After lunch it was back to a quick pace on our way to Bark Camp Lake. From this point on it was back to a downhill grade for the most part. It was a welcomed site to see the long foot bridge of the backwaters of Bark Camp Lake. We knew we were over half way through. As we rounded the lake it was obviously low on water. We made it up to the dam and found out why. The Lake was drawn down to make repairs to the dam. We ran into signs saying Trail closed for construction. At this point we were not turning around and going back, so across the fresh graded soil we went. We seen several critter tracks in the damp ground, one of witch was a black bear paw print. It was as big as my hand, quite impressive I must say. At Bark Camp we made a quick stop to rest some tired feet before continuing on to Stoney Falls.
As we started back on the trail it was back through the dam construction. This made it harder to locate how the trail progressed below the dam. But yellow blazing was found and on to Stoney Falls we hiked. Still on the downhill grade it made for easygoing. When we arrived at the falls it was obvious it was a popular place to visit. Over ten vehicles in the parking area and several families out enjoying the day. From the falls on it is a beautiful three miles to Hanging Rock where our ride awaited us.
All in all it was a great hike with a total of fifty nine stream crossings. I would do it agin if I have the opportunity. But it does make for some tired Boy Scouts.

Sunday, May 14, 2017

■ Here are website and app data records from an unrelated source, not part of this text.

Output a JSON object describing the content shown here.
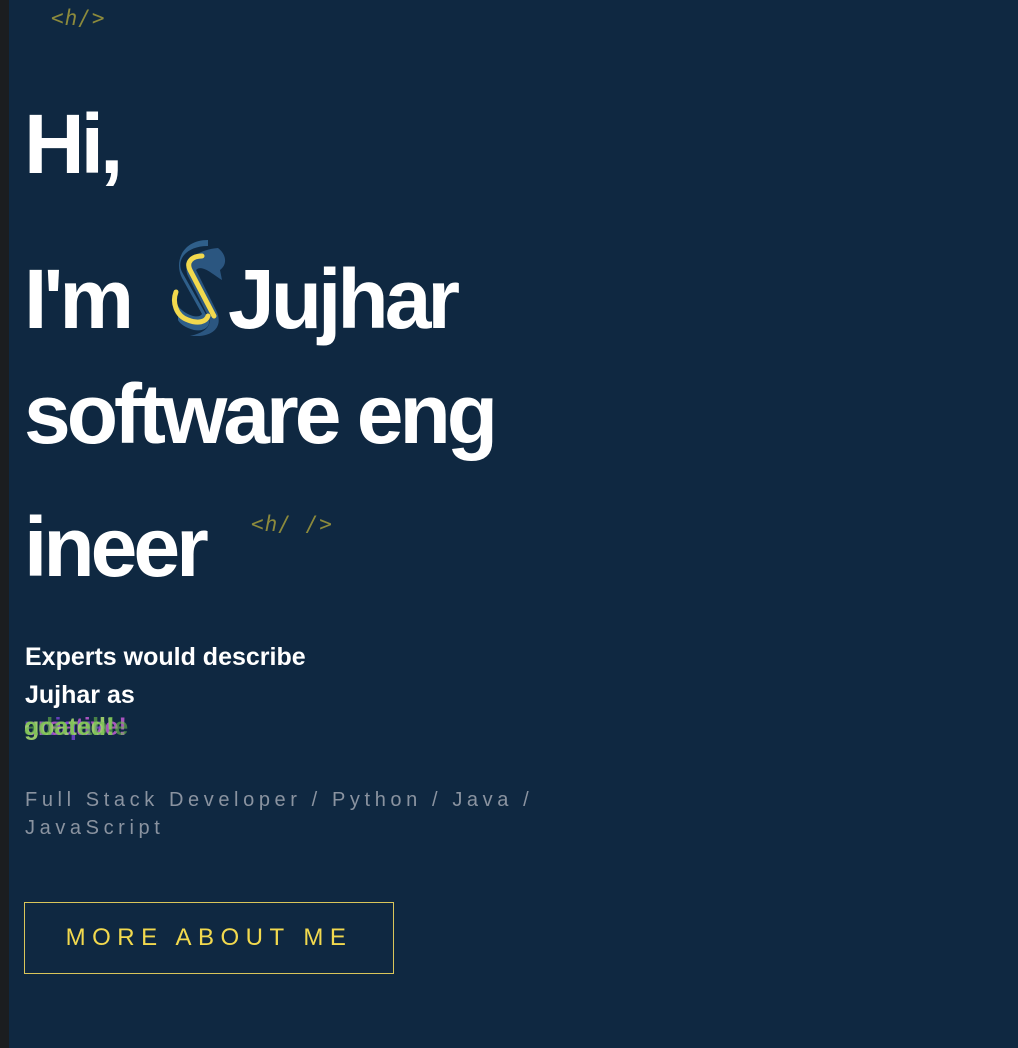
{
  "decor": {
    "tag_top": "<h/>",
    "tag_inline": "<h/ />"
  },
  "hero": {
    "line1": "Hi,",
    "line2_prefix": "I'm",
    "line2_name": "Jujhar",
    "line3": "software eng",
    "line4": "ineer",
    "logo_icon": "python-style-s-logo-icon"
  },
  "describe": {
    "line1": "Experts would describe",
    "line2": "Jujhar as"
  },
  "rotating_words": [
    "creative!",
    "unique!",
    "goated!",
    "adorable"
  ],
  "tagline": "Full Stack Developer / Python / Java / JavaScript",
  "cta": {
    "label": "MORE ABOUT ME"
  },
  "colors": {
    "background": "#0f2841",
    "accent_yellow": "#f2d94e",
    "tag_olive": "#8c8a3c",
    "text_white": "#ffffff",
    "tagline_gray": "#8a93a0"
  }
}
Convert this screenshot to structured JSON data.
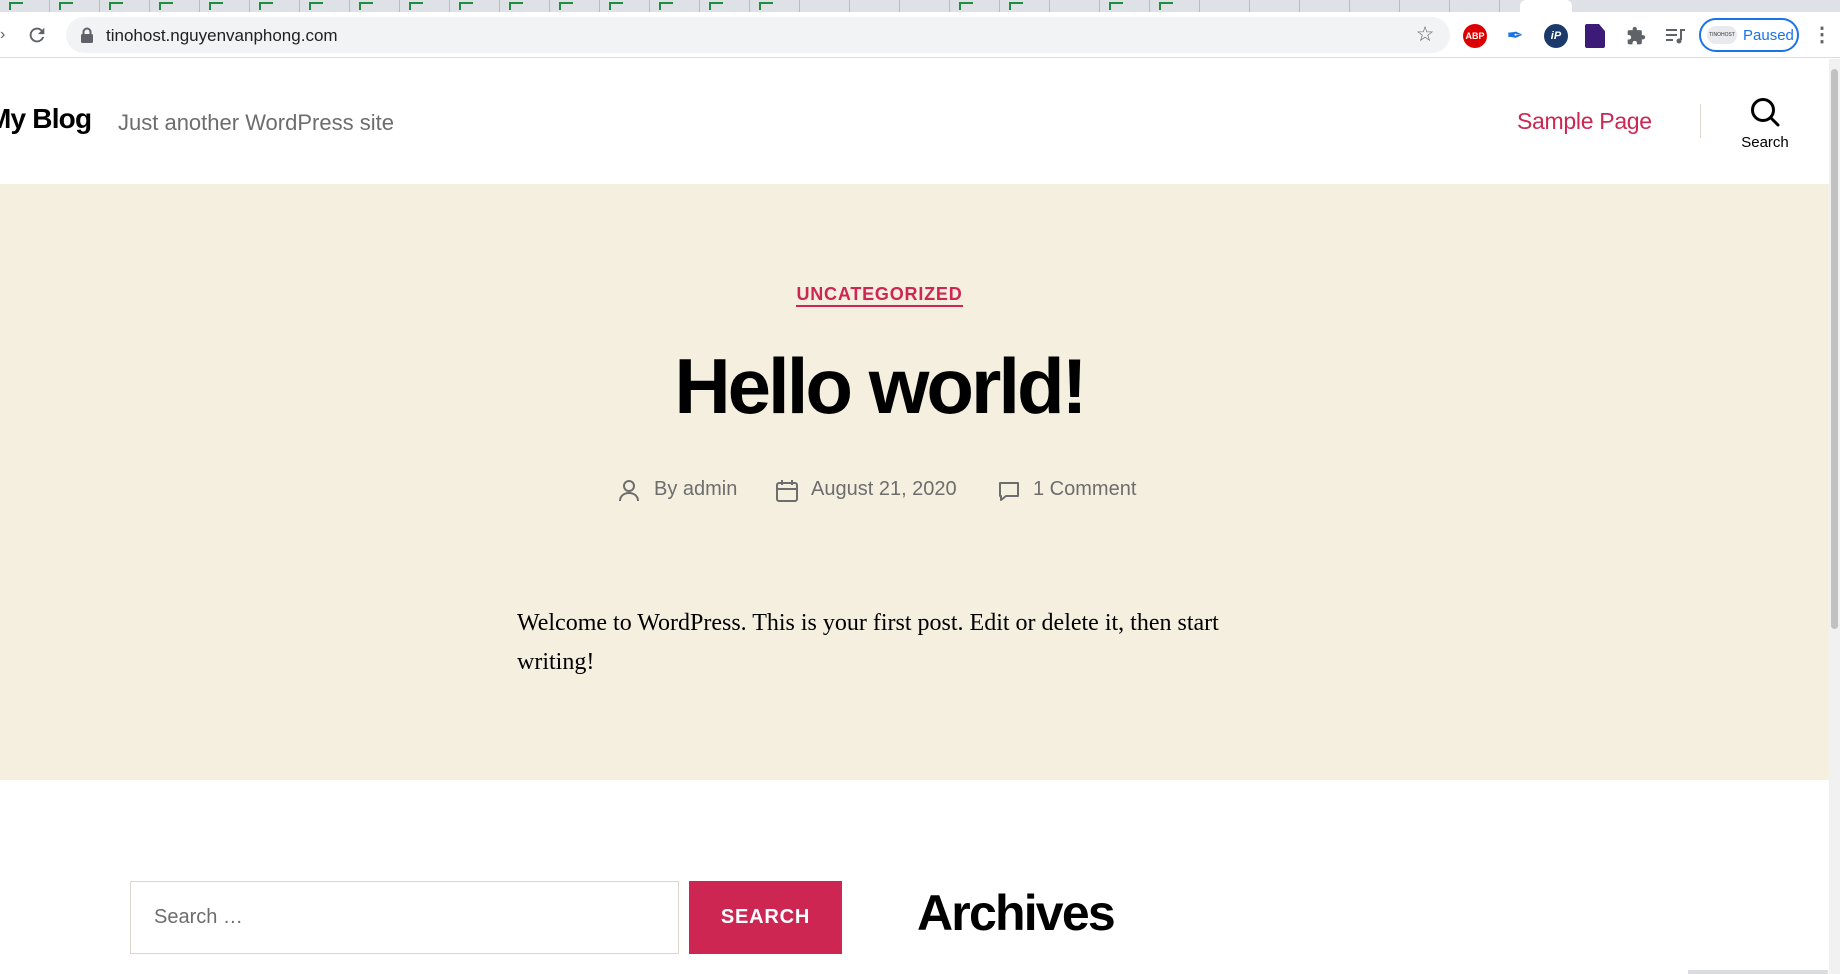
{
  "browser": {
    "url": "tinohost.nguyenvanphong.com",
    "profile_status": "Paused",
    "profile_avatar_text": "TINOHOST",
    "extension_abp_label": "ABP",
    "extension_ip_label": "iP",
    "accent_color": "#1a73e8"
  },
  "site": {
    "title": "My Blog",
    "description": "Just another WordPress site",
    "menu": [
      "Sample Page"
    ],
    "search_toggle_label": "Search",
    "accent_color": "#cd2653",
    "hero_background": "#f5efe0"
  },
  "post": {
    "category": "UNCATEGORIZED",
    "title": "Hello world!",
    "author": "By admin",
    "date": "August 21, 2020",
    "comments": "1 Comment",
    "body": "Welcome to WordPress. This is your first post. Edit or delete it, then start writing!"
  },
  "widgets": {
    "search_placeholder": "Search …",
    "search_button": "SEARCH",
    "archives_title": "Archives"
  }
}
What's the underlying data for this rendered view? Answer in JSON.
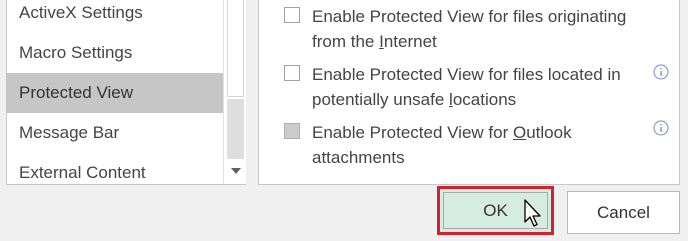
{
  "sidebar": {
    "items": [
      {
        "label": "ActiveX Settings",
        "selected": false
      },
      {
        "label": "Macro Settings",
        "selected": false
      },
      {
        "label": "Protected View",
        "selected": true
      },
      {
        "label": "Message Bar",
        "selected": false
      },
      {
        "label": "External Content",
        "selected": false
      }
    ]
  },
  "options": [
    {
      "line1": "Enable Protected View for files originating",
      "line2_pre": "from the ",
      "line2_accel": "I",
      "line2_post": "nternet",
      "checked": false,
      "disabled": false,
      "info_icon": false
    },
    {
      "line1": "Enable Protected View for files located in",
      "line2_pre": "potentially unsafe ",
      "line2_accel": "l",
      "line2_post": "ocations",
      "checked": false,
      "disabled": false,
      "info_icon": true
    },
    {
      "line1_pre": "Enable Protected View for ",
      "line1_accel": "O",
      "line1_post": "utlook",
      "line2": "attachments",
      "checked": false,
      "disabled": true,
      "info_icon": true
    }
  ],
  "buttons": {
    "ok_label": "OK",
    "cancel_label": "Cancel"
  },
  "colors": {
    "selected_item_bg": "#c6c6c6",
    "ok_highlight_border": "#d3232a",
    "ok_bg": "#d5ede0",
    "info_icon": "#6a8fc7"
  },
  "icons": {
    "info": "info-circle-icon",
    "scroll_down": "chevron-down-icon",
    "cursor": "mouse-pointer-icon"
  }
}
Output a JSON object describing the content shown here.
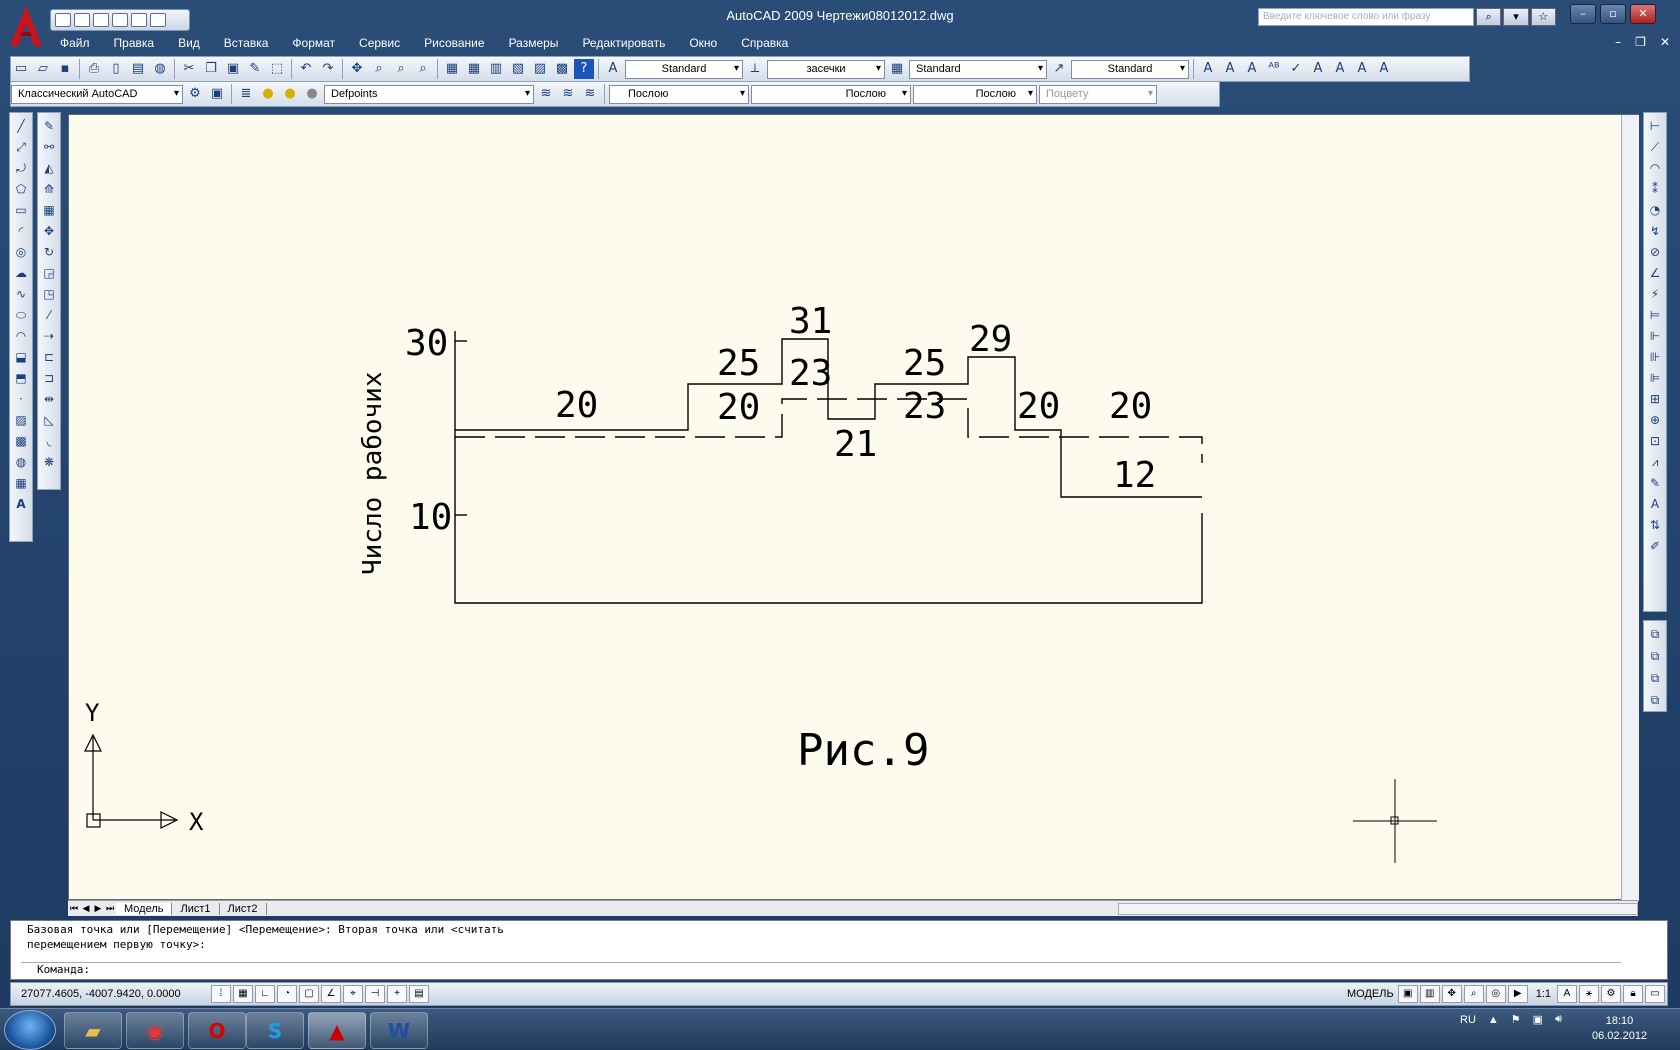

This is an incredible trail and my favorite to date. Beautiful scenery. Tiny waterfalls, and amazing native brook trout streams along the way, all leading to the High Knob tower or to Little Stony falls depending on where you begin the trip. I recommend starting at the tower because Little Stony is a marvelous destination. It is very well marked and there are lots of water crossings so plan accordingly. I have completed a 2 day hike and a thru hike (8 or so hours) on this trail. I would consider myself an experienced hiker and would rate this trail as hard but not treacherous by any means. Plenty of access to water that can be filtered or boiled almost the entire trip.

1 month ago

5 months ago